Jawshing Arthur Liou, ‘Kora’, 2011-2012, Pictura Gallery
Jawshing Arthur Liou, ‘Kora’, 2011-2012, Pictura Gallery

Kora is both a type of pilgrimage and a type of meditation in the TibetanBuddhist tradition. Kora is performed by making a walking circumambulationaround a temple, stupa, or other sacred site. Kora many be performed while spinning prayer wheels, chanting mantra, counting mala, or repeatedly prostrating oneself. Many consider Mount Kailash the most sacred mountain in Asia. Four religions - Buddhism, Hinduism, Bön, and Jainism – worship this remote mountain, located 900 miles west of Lhasa, as the center of the spiritual realm. For thousands of years Hindu pilgrims and Tibetans have revered the Himalayas as an embodiment of the divine; the presence of the lone towering Kailash peak is the ultimate seal of this sanctity. Pilgrims believe that by circling Mount Kailash by way of an arduous 34 mile-long path, one can cleanse the sins of a lifetime. My desire to film this mystical landscape in Tibet preceded my knowledge of the existence of the mountain itself. In the summer of 2007, I was mourning the loss of my daughter. My bearings shattered and drowning in sorrow, I sought spiritual sanctuary in Buddhism. One day, I came across an album by Tibetan Buddhist singer Kelsang Chukie Tethong. I was immediately captured by her voice—a sound so serene and bright it compelled me to close my eyes. At that moment, a vision unfolded in my mind; one with the vivid image of wind-swept plains, a deep blue sky, and distant snowcaps. Later I was shown an image of Mount Kailash by a Tibetan monk. I knew immediately the journey to Tibet’s sacred mountain would be the most important task for me in the coming years. In the summer of 2011, I embarked on a four-week expedition to western Tibet, including a four-day kora around Kailash. The mountain seems perfect and its shape, deliberate beyond any natural thing. Such form inherently points to a higher reality—a realm that predates the existence of language and religions. The harsh elements and
expansive landscape turned my thoughts inward. There was no immediate enlightenment, but gradual realization—that the pilgrimage is an external mirror to my solemn confrontation with past and future.
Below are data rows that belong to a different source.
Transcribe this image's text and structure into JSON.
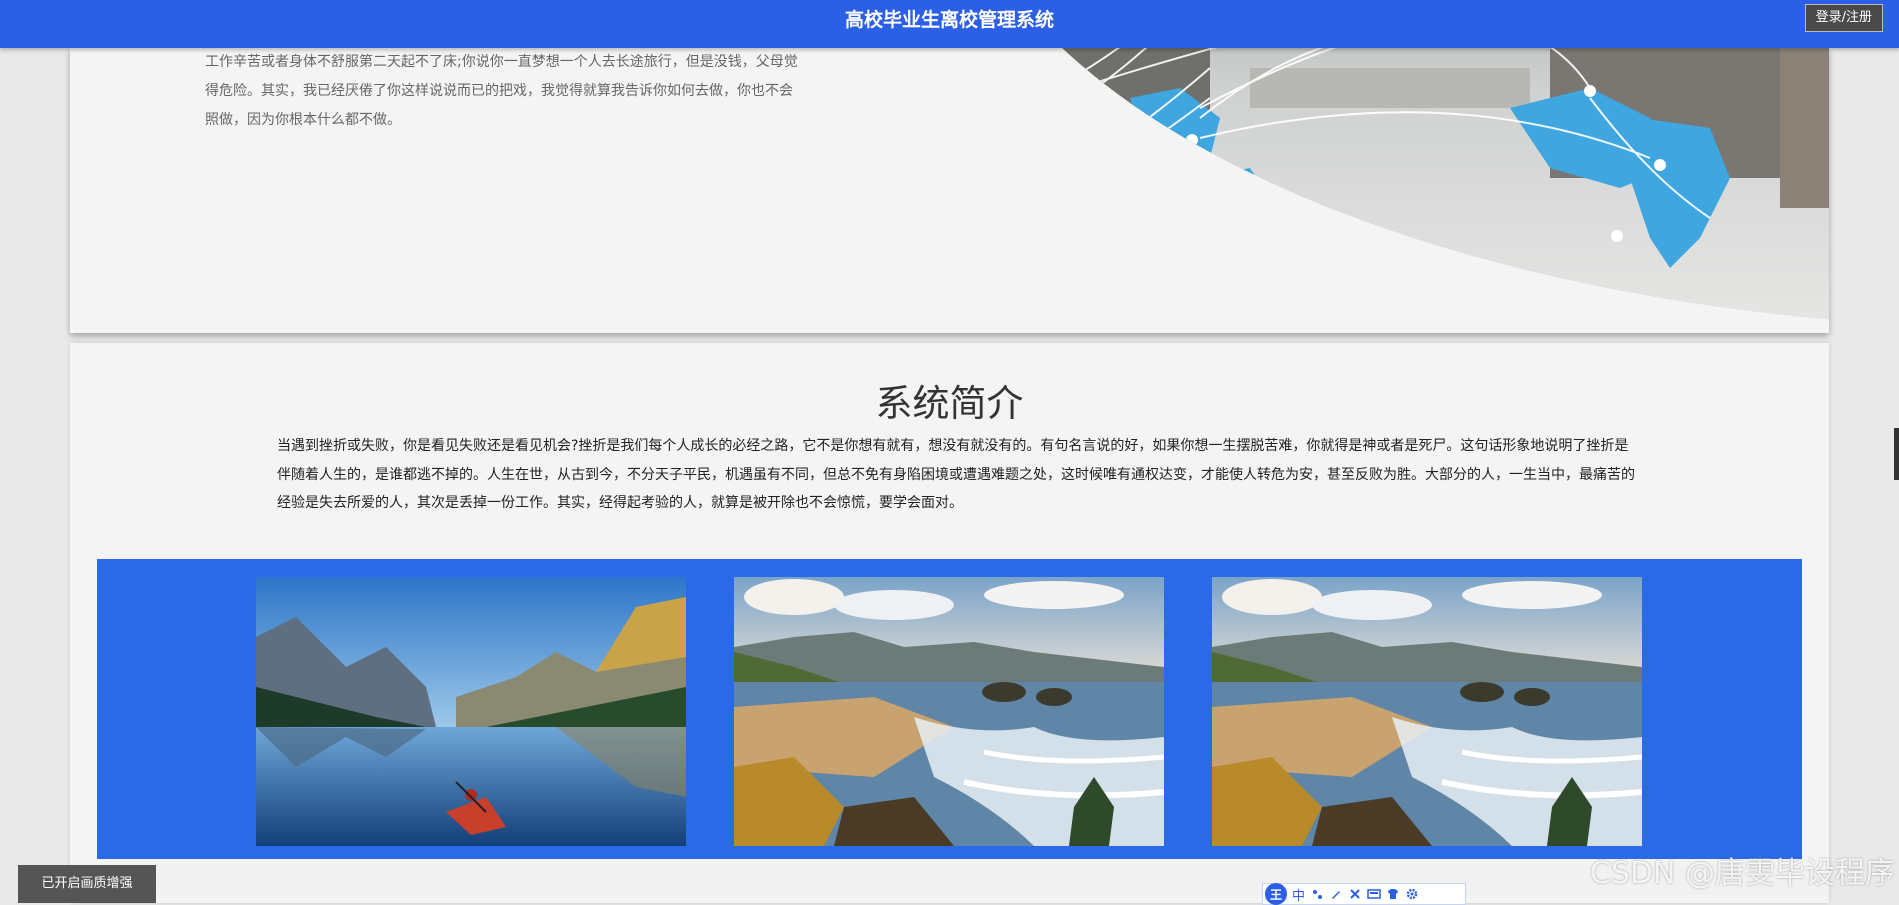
{
  "header": {
    "title": "高校毕业生离校管理系统",
    "login_label": "登录/注册"
  },
  "about": {
    "paragraphs": [
      "工作辛苦或者身体不舒服第二天起不了床;你说你一直梦想一个人去长途旅行，但是没钱，父母觉",
      "得危险。其实，我已经厌倦了你这样说说而已的把戏，我觉得就算我告诉你如何去做，你也不会",
      "照做，因为你根本什么都不做。"
    ]
  },
  "intro": {
    "title": "系统简介",
    "lines": [
      "当遇到挫折或失败，你是看见失败还是看见机会?挫折是我们每个人成长的必经之路，它不是你想有就有，想没有就没有的。有句名言说的好，如果你想一生摆脱苦难，你就得是神或者是死尸。这句话形象地说明了挫折是",
      "伴随着人生的，是谁都逃不掉的。人生在世，从古到今，不分天子平民，机遇虽有不同，但总不免有身陷困境或遭遇难题之处，这时候唯有通权达变，才能使人转危为安，甚至反败为胜。大部分的人，一生当中，最痛苦的",
      "经验是失去所爱的人，其次是丢掉一份工作。其实，经得起考验的人，就算是被开除也不会惊慌，要学会面对。"
    ]
  },
  "gallery": {
    "photos": [
      "lake-kayak-photo",
      "coast-beach-photo",
      "coast-beach-photo"
    ]
  },
  "overlay": {
    "toast": "已开启画质增强",
    "watermark": "CSDN @唐雯毕设程序",
    "ime_logo": "王",
    "ime_mode": "中"
  },
  "colors": {
    "header_bg": "#2a5fe6",
    "gallery_bg": "#2a6ae6",
    "page_bg": "#f4f4f4"
  }
}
The kora, as a circle, has no beginning or end.Music composition by Aaron Travers and Melody Eötvös Aaron Higgins, field recording, camera co-operator Federico Agostini, solo violin Warren Haggerty, solo cello Ji-Woon Jung, violin Erin Rafferty, viola Melody Eötvös, electronic sound performance

About Jawshing Arthur Liou

b. 1968

Fair History on Artsy

Chi-Wen Gallery at Art Basel in Hong Kong 2016
Chi-Wen Gallery at Art Basel in Hong Kong 2015